Equality, employment and education were among major issues of importance to Tasmanian children, a new report has revealed.
Tasmania’s Children’s Commissioner Mark Morrissey launched the Listening to Children and Young People in Tasmania 2016 report on Friday.
Equality and respect and education and opportunities were what most young Tasmanians involved in the commissioner’s survey would like to see changed in Tasmania.
Participants, who were all aged under 18, also chose politics and social justice and environment and health as issues they would like to see addressed.
Most children said equality and respect made a good society for young people.
Respondents said education and opportunities and transport were issues not working well for them and other youths in their communities.
Bullying and safety were also discuss, and the report revealed that “[children] thought that teachers and schools could do more to prevent and respond to bullying in the classroom, and were clear about the need to understand the reasons behind why a child might bully another”.
“Health care, and in particular mental health, was mentioned both in the consultations and the online survey as an area of concern for children and young people,” the report said.
“This report will inform my discussions with the Tasmanian Government and other key stakeholders about priorities for children and young people in Tasmania,” Mr Morrissey wrote in the report.
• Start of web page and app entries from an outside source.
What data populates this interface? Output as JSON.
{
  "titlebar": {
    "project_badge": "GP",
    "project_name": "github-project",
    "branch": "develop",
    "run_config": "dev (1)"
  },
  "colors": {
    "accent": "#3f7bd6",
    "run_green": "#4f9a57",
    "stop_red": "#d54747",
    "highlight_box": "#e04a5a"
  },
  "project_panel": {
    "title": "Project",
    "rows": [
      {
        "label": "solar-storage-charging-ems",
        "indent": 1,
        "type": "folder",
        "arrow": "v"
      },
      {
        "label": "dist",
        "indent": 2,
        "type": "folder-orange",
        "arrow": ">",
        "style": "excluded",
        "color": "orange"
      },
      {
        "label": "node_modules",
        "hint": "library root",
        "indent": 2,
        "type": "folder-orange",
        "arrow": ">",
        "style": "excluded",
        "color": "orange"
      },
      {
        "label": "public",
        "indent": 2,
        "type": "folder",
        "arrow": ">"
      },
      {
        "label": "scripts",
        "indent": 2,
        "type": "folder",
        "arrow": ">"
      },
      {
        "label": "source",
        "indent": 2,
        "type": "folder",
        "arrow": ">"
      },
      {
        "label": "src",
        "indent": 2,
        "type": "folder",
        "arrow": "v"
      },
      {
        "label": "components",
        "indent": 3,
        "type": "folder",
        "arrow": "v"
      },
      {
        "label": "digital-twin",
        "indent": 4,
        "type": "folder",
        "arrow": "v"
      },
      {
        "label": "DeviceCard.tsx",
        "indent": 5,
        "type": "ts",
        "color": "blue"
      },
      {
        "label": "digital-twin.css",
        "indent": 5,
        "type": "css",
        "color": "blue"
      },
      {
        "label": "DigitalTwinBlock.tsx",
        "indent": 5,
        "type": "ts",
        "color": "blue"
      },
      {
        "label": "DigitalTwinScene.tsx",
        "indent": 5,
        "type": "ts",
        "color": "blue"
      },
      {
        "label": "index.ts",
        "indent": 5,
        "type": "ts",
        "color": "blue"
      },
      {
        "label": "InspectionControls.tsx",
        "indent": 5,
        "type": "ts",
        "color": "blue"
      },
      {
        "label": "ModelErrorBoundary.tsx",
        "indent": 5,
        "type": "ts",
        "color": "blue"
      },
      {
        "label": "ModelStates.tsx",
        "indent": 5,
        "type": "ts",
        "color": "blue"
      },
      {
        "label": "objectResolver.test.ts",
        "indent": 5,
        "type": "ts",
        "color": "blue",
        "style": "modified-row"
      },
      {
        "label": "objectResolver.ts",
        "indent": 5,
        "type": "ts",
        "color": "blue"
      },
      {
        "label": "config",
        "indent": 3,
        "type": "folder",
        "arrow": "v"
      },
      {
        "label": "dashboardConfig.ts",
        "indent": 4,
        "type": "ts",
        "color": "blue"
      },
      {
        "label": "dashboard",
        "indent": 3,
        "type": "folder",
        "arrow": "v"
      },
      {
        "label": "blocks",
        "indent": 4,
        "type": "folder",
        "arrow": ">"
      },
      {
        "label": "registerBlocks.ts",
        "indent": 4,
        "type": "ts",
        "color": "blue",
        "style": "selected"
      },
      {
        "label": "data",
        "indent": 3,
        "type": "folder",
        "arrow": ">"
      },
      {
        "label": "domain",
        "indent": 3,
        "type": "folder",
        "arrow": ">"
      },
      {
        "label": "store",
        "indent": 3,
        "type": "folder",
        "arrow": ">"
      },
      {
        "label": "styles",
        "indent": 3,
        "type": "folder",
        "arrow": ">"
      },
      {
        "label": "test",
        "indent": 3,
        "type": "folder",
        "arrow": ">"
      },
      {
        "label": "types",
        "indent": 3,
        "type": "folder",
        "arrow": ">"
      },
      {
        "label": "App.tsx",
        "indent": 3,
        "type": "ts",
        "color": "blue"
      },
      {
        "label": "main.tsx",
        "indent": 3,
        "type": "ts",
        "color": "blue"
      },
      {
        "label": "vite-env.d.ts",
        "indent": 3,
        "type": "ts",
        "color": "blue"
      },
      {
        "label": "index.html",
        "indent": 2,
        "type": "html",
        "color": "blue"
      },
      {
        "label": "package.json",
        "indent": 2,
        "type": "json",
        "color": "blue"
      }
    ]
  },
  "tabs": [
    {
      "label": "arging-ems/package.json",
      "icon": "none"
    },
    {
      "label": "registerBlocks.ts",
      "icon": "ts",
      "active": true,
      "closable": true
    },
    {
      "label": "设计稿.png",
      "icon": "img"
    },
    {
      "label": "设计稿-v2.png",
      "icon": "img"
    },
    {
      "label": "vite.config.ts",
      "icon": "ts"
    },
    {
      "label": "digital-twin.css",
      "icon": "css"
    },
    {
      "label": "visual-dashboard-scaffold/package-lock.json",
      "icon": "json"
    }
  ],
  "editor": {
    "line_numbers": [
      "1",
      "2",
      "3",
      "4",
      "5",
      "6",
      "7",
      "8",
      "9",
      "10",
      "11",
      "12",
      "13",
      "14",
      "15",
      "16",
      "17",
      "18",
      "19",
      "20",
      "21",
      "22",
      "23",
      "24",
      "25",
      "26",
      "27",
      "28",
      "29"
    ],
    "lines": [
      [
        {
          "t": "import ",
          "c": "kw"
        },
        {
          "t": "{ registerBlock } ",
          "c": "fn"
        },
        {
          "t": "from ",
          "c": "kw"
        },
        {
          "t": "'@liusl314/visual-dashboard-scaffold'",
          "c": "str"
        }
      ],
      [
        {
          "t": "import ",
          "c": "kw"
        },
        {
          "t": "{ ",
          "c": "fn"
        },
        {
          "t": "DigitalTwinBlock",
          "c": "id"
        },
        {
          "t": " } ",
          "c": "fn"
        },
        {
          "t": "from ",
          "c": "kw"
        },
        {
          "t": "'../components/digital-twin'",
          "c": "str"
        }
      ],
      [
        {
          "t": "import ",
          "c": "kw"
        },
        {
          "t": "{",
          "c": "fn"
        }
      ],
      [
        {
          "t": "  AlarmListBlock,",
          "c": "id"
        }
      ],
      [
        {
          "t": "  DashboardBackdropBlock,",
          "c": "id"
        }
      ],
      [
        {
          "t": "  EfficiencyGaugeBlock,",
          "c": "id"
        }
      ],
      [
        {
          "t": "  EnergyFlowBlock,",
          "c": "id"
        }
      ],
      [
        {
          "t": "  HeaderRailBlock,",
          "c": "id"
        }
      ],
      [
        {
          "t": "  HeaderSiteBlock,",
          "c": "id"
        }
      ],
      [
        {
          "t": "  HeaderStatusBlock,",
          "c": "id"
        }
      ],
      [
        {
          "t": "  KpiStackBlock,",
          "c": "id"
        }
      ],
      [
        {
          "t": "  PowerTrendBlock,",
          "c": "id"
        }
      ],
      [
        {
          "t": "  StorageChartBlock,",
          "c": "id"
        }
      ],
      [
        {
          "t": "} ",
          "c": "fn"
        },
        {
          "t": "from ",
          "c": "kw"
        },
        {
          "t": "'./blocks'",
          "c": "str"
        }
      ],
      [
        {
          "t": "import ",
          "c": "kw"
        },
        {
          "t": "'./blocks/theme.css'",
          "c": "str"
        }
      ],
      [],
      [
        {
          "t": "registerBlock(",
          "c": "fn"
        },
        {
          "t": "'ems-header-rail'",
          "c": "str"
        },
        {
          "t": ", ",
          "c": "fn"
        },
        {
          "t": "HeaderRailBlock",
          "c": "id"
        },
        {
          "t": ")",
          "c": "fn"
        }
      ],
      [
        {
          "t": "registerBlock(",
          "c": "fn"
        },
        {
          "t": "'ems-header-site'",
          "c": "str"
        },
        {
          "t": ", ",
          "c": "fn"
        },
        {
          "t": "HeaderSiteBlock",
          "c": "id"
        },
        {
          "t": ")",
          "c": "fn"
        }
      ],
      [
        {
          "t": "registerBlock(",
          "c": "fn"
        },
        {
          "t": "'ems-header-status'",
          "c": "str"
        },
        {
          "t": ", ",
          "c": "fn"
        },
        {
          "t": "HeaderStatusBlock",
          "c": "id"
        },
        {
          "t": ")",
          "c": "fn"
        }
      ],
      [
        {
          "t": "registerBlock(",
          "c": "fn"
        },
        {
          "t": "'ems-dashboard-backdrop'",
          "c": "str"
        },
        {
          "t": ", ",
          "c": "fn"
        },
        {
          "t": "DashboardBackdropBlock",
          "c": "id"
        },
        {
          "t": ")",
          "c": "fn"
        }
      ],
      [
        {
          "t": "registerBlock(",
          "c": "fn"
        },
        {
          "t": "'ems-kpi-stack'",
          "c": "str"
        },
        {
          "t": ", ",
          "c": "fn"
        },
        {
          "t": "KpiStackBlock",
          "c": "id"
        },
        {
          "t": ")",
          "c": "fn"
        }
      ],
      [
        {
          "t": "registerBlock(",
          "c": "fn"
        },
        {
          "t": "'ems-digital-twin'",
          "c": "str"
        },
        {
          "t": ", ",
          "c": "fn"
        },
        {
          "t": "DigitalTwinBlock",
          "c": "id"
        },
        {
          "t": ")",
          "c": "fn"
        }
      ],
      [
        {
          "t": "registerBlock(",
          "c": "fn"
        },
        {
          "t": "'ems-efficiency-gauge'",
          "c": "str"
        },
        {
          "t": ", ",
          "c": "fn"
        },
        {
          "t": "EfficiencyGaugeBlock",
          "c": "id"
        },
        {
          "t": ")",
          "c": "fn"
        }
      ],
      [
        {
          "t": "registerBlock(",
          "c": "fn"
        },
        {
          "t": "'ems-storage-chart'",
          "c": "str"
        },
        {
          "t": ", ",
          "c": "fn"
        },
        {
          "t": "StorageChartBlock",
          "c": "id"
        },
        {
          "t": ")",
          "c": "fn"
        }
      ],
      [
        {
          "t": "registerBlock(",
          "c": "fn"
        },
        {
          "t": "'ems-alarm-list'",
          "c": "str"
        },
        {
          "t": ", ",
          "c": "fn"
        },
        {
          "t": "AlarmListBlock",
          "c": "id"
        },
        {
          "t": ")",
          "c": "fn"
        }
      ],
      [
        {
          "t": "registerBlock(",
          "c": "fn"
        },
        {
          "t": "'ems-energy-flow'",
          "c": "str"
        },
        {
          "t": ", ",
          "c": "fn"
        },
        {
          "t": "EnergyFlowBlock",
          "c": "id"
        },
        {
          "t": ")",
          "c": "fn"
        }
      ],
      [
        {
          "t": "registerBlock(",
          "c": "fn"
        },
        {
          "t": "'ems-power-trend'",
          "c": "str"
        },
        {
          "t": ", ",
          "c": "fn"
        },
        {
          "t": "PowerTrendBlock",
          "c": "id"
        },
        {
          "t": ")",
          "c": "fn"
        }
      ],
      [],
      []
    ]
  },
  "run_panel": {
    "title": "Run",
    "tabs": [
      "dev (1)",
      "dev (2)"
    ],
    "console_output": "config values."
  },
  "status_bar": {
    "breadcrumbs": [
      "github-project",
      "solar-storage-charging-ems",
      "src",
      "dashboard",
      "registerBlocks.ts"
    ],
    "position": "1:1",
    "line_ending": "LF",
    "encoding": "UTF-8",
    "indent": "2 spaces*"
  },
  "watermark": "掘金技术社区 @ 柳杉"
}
“It will also form the basis for planning discussions for my work and my priorities in 2017.”
Mr Morrissey said children and young people in Tasmania wanted education that was relevant to future employment, wanted qualified and supportive teachers, and better responses to bullying and student behaviour.
One survey respondent said: “I am learning from a curriculum that teaches me how to find the circumference of a circle which is all well and good, until I grow older and am thrust into adulthood where I suddenly have to pay taxes and do all these other things I can’t even begin to know how to do.”
Mr Morrissey encouraged the Tasmanian community “to take the time to listen to children and young people, and provide genuine opportunities for them to participate in public debate”.